Skip the images and restate every line of the records exactly.

(Data for this exercise):

====================

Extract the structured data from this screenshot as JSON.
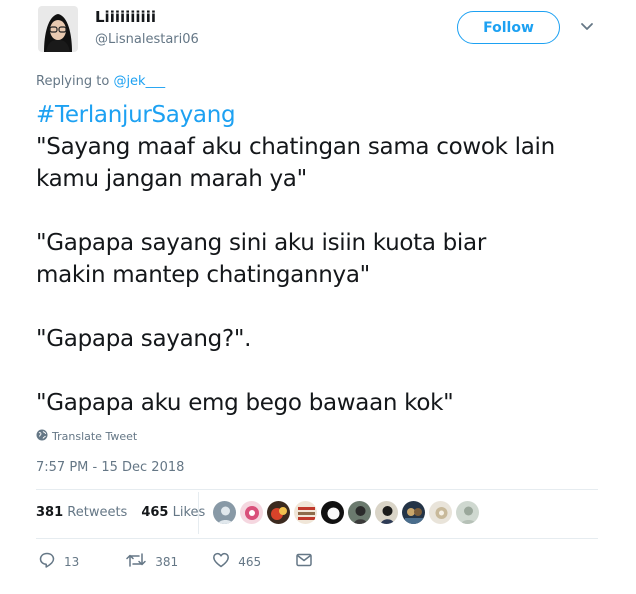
{
  "user": {
    "display_name": "Liiiiiiiiii",
    "handle": "@Lisnalestari06"
  },
  "follow_label": "Follow",
  "reply": {
    "prefix": "Replying to ",
    "mention": "@jek___"
  },
  "tweet": {
    "hashtag": "#TerlanjurSayang",
    "line1": "\"Sayang maaf aku chatingan sama cowok lain",
    "line2": "kamu jangan marah ya\"",
    "line3": "\"Gapapa sayang sini aku isiin kuota biar",
    "line4": "makin mantep chatingannya\"",
    "line5": "\"Gapapa sayang?\".",
    "line6": "\"Gapapa aku emg bego bawaan kok\""
  },
  "translate_label": "Translate Tweet",
  "timestamp": "7:57 PM - 15 Dec 2018",
  "stats": {
    "retweets_count": "381",
    "retweets_label": "Retweets",
    "likes_count": "465",
    "likes_label": "Likes"
  },
  "actions": {
    "reply_count": "13",
    "retweet_count": "381",
    "like_count": "465"
  },
  "colors": {
    "accent": "#1da1f2",
    "muted": "#657786",
    "text": "#14171a"
  }
}
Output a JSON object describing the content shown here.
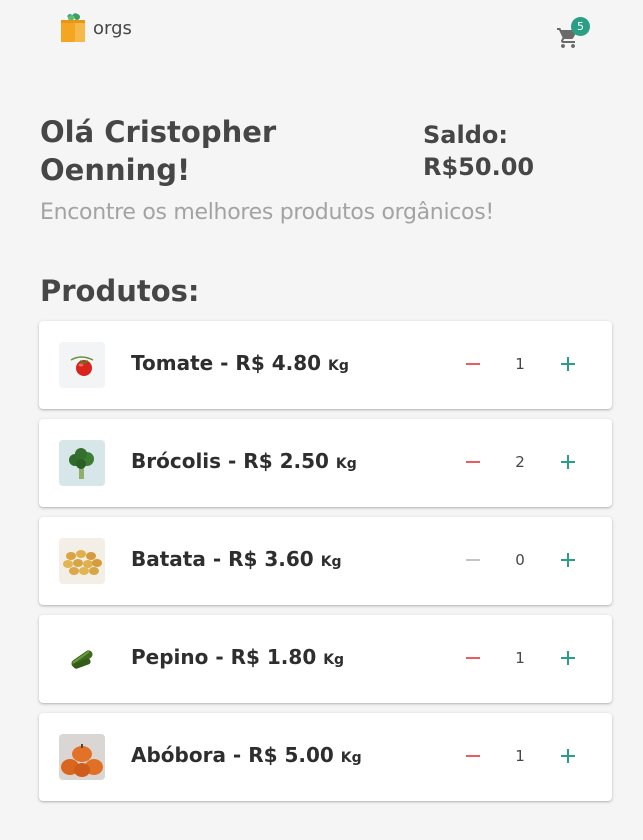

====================

(Expected answer):
Extract the structured data from this screenshot as JSON.
{
  "user": {
    "display_name": "Liiiiiiiiii",
    "handle": "@Lisnalestari06"
  },
  "follow_label": "Follow",
  "reply": {
    "prefix": "Replying to ",
    "mention": "@jek___"
  },
  "tweet": {
    "hashtag": "#TerlanjurSayang",
    "line1": "\"Sayang maaf aku chatingan sama cowok lain",
    "line2": "kamu jangan marah ya\"",
    "line3": "\"Gapapa sayang sini aku isiin kuota biar",
    "line4": "makin mantep chatingannya\"",
    "line5": "\"Gapapa sayang?\".",
    "line6": "\"Gapapa aku emg bego bawaan kok\""
  },
  "translate_label": "Translate Tweet",
  "timestamp": "7:57 PM - 15 Dec 2018",
  "stats": {
    "retweets_count": "381",
    "retweets_label": "Retweets",
    "likes_count": "465",
    "likes_label": "Likes"
  },
  "actions": {
    "reply_count": "13",
    "retweet_count": "381",
    "like_count": "465"
  },
  "colors": {
    "accent": "#1da1f2",
    "muted": "#657786",
    "text": "#14171a"
  }
}
Output a JSON object describing the content shown here.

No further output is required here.